:: ABOUT THIS TASK ::
Copy every line of the entries that includes the word "Center".

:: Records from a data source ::
════════════════════
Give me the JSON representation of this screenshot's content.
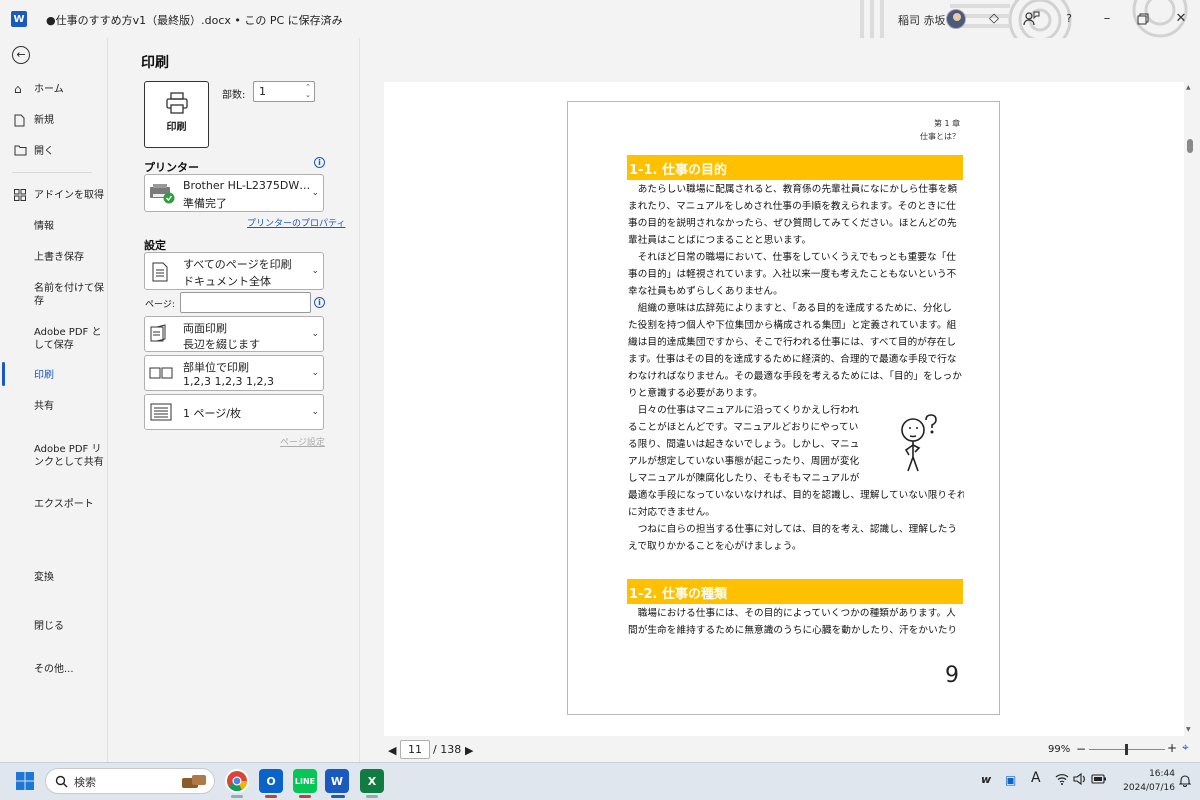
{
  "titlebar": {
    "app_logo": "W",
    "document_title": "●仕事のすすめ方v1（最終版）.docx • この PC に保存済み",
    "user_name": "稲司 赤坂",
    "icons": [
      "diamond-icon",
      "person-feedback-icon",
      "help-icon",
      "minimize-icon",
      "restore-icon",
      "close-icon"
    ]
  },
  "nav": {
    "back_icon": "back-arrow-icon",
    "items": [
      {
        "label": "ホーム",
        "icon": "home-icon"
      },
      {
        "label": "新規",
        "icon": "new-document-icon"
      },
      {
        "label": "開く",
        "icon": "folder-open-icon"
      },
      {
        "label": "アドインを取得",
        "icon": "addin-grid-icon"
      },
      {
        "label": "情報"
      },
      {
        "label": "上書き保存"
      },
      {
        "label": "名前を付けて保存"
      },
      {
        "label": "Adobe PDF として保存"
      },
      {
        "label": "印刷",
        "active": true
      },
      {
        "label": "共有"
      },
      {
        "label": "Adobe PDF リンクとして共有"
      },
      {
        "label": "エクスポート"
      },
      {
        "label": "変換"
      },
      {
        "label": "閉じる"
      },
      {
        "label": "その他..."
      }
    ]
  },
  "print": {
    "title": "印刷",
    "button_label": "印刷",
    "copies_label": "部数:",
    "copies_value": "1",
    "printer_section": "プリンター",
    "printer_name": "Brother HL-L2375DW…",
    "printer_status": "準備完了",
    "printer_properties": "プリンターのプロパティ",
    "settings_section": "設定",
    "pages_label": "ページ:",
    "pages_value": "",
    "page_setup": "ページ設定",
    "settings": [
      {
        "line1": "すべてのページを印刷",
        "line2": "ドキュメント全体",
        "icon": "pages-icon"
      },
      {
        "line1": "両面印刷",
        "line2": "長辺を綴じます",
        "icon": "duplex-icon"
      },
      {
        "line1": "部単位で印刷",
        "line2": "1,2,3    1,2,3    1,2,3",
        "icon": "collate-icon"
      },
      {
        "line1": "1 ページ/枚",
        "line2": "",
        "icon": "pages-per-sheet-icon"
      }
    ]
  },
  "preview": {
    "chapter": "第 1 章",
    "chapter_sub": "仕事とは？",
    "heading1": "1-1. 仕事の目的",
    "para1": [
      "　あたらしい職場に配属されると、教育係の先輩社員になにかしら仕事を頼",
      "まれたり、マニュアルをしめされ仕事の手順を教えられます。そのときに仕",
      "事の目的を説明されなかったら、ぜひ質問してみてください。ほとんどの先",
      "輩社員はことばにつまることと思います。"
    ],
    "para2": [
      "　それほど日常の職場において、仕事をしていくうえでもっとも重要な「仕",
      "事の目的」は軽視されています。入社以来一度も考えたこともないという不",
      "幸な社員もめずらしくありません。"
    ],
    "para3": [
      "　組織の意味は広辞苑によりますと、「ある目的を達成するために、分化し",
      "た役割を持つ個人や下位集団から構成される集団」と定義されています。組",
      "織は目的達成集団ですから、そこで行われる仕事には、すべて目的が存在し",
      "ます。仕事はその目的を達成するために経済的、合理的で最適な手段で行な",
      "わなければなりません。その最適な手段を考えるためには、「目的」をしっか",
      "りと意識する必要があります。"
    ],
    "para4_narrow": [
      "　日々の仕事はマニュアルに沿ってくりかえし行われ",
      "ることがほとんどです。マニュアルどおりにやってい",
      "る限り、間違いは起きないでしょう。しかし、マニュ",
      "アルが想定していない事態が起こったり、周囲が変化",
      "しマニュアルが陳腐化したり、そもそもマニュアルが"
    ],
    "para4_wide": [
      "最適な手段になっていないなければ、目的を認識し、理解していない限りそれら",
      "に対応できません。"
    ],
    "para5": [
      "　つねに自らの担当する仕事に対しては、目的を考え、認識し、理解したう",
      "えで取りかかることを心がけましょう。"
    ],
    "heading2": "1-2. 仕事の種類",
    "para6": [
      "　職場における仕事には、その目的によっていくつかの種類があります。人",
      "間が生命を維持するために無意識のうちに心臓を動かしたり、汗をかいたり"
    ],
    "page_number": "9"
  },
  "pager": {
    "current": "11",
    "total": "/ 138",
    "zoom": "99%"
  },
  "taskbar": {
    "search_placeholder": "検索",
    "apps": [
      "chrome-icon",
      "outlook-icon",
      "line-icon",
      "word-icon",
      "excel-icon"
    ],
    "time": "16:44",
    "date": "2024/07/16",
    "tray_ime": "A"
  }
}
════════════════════
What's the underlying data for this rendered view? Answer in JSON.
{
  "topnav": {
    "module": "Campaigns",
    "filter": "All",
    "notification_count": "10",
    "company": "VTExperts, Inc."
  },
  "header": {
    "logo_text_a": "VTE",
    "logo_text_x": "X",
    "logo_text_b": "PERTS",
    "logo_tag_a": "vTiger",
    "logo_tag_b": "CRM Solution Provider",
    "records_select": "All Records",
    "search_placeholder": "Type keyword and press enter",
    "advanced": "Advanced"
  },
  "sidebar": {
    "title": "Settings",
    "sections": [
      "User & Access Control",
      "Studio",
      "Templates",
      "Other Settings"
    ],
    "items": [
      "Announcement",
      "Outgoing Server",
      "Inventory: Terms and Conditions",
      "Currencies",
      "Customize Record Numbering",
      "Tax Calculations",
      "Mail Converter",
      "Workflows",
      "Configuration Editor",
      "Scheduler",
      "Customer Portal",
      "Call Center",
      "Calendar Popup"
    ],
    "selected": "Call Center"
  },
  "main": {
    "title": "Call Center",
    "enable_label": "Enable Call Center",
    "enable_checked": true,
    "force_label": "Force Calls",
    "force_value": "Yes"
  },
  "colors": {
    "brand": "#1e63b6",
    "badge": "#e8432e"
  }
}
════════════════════
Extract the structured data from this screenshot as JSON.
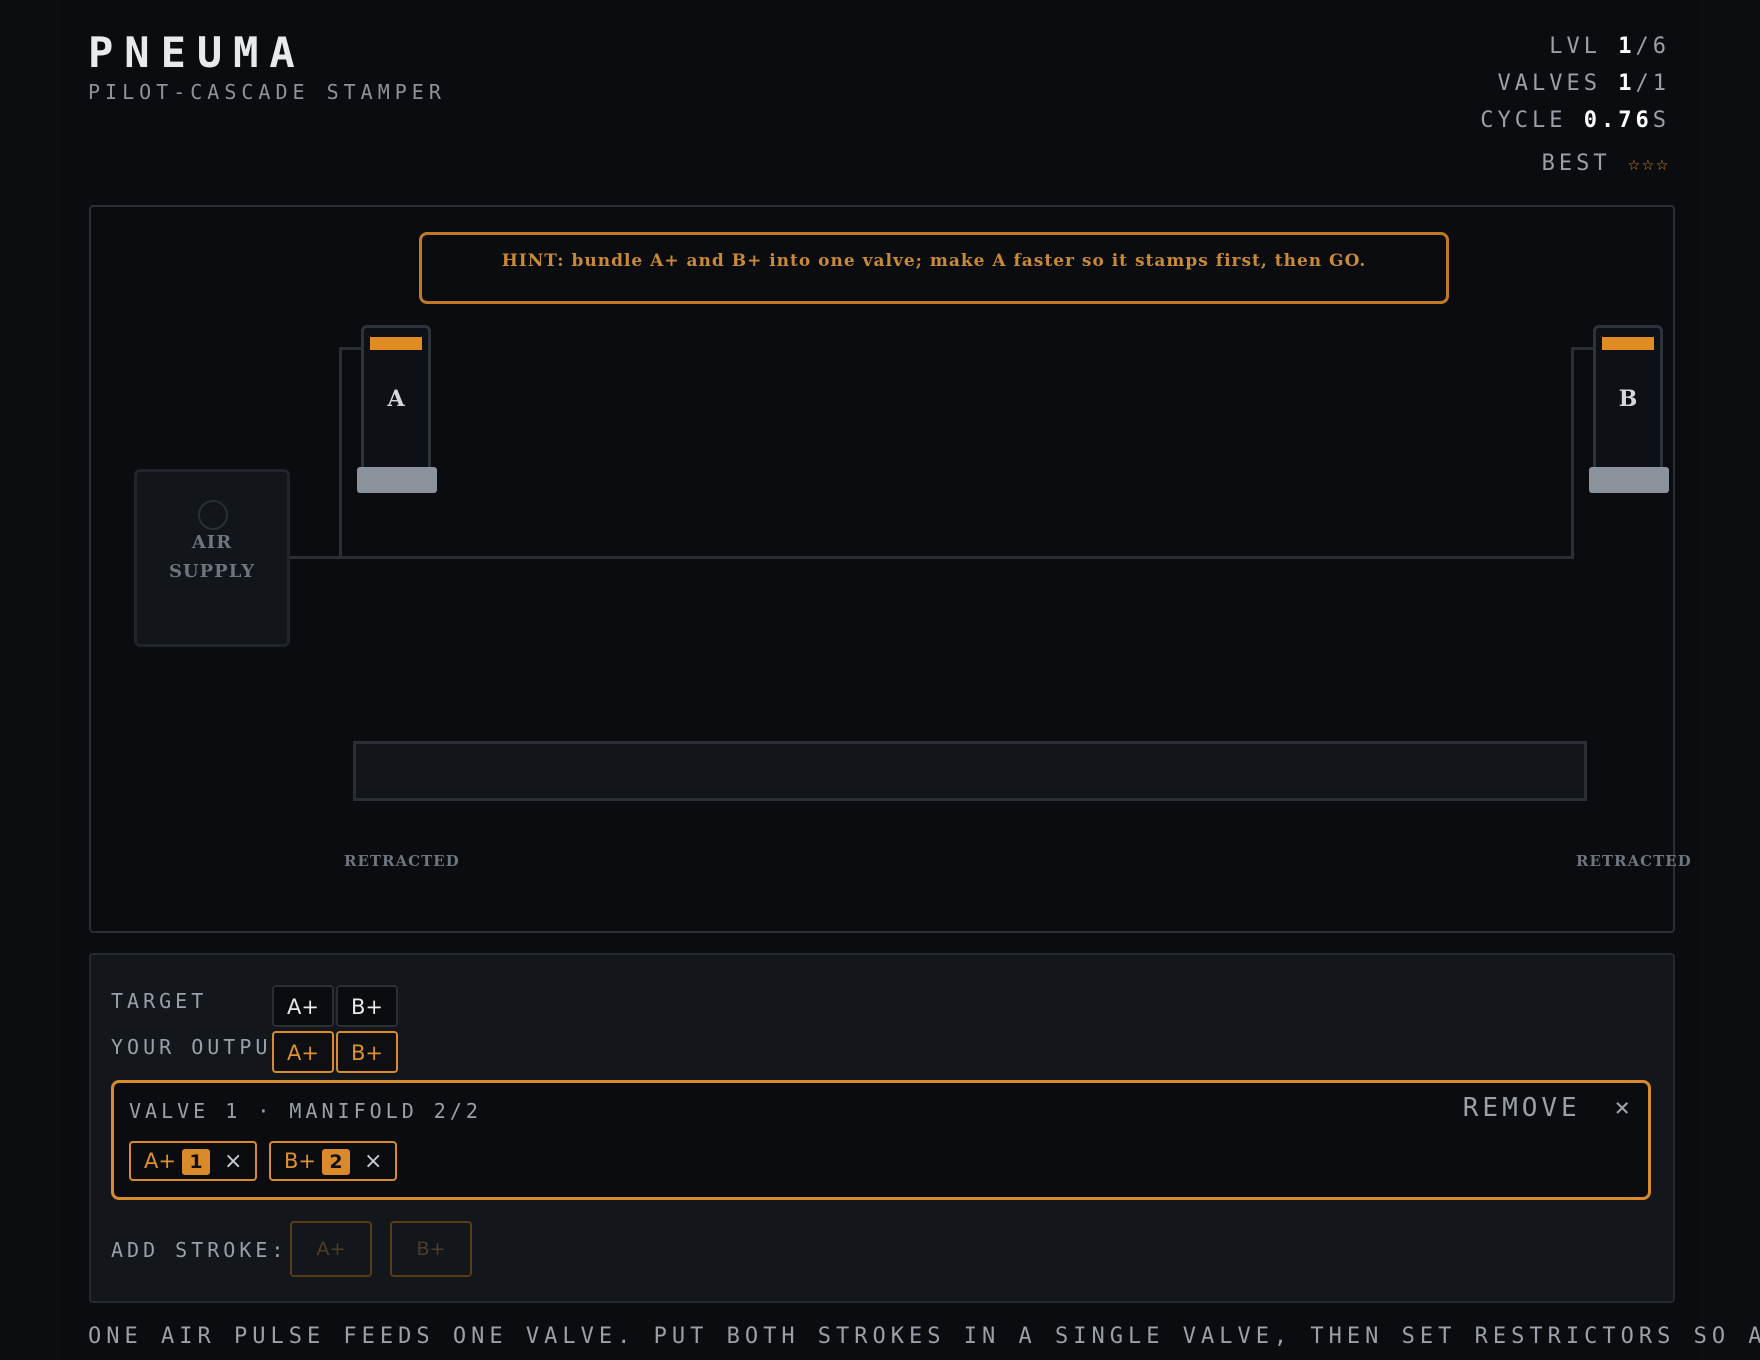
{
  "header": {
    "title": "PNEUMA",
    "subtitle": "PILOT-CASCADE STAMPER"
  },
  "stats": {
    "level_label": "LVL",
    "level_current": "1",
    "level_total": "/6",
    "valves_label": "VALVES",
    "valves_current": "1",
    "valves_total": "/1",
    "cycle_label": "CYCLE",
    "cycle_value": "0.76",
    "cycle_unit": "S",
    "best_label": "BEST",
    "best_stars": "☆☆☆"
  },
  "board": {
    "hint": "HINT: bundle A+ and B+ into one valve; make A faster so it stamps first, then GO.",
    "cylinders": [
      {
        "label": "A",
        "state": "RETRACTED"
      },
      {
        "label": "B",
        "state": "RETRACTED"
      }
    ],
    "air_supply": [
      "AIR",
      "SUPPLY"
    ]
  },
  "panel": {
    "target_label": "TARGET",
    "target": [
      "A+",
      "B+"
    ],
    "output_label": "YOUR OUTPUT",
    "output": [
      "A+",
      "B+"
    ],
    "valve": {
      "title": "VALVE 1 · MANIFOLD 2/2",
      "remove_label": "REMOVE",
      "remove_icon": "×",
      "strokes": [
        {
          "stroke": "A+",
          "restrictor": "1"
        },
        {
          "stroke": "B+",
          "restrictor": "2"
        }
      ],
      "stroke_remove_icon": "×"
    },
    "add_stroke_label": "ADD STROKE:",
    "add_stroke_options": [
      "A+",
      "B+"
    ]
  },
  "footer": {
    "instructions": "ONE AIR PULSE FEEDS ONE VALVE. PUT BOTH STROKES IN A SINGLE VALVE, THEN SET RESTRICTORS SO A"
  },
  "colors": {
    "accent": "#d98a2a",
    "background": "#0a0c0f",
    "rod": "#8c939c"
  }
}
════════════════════
:: YOUR SOLUTION ::
      "Call Center",
    "selected": "Call Center"
    "title": "Call Center",
    "enable_label": "Enable Call Center",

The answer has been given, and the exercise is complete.